(Entries from a dataset of interfaces)
----
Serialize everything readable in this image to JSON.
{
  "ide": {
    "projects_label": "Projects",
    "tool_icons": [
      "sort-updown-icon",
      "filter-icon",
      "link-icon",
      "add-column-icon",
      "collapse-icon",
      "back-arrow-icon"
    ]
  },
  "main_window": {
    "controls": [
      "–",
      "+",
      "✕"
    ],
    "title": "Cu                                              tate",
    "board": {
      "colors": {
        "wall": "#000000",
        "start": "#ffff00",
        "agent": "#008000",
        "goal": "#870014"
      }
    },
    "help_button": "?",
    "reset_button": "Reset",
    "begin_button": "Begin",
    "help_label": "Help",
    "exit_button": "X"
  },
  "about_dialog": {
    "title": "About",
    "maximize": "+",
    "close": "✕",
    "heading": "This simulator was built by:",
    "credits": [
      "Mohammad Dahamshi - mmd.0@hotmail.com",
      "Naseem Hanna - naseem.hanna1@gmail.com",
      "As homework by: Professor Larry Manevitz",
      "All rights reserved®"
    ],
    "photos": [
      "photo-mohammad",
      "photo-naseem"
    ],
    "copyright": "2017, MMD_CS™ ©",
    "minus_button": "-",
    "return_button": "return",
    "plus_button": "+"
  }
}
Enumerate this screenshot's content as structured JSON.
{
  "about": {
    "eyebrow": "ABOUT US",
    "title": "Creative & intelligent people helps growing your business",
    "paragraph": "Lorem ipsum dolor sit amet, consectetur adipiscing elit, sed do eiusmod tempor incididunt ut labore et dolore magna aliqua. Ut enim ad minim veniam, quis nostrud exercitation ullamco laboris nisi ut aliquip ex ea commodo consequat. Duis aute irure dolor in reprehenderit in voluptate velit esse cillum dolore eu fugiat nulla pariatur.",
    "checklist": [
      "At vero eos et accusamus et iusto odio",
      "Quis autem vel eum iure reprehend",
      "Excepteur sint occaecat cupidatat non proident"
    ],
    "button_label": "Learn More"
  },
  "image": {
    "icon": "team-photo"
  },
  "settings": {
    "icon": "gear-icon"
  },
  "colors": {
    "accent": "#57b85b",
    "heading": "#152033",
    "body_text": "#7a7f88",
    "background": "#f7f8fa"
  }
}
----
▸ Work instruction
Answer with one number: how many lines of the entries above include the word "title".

▸ Task solution
3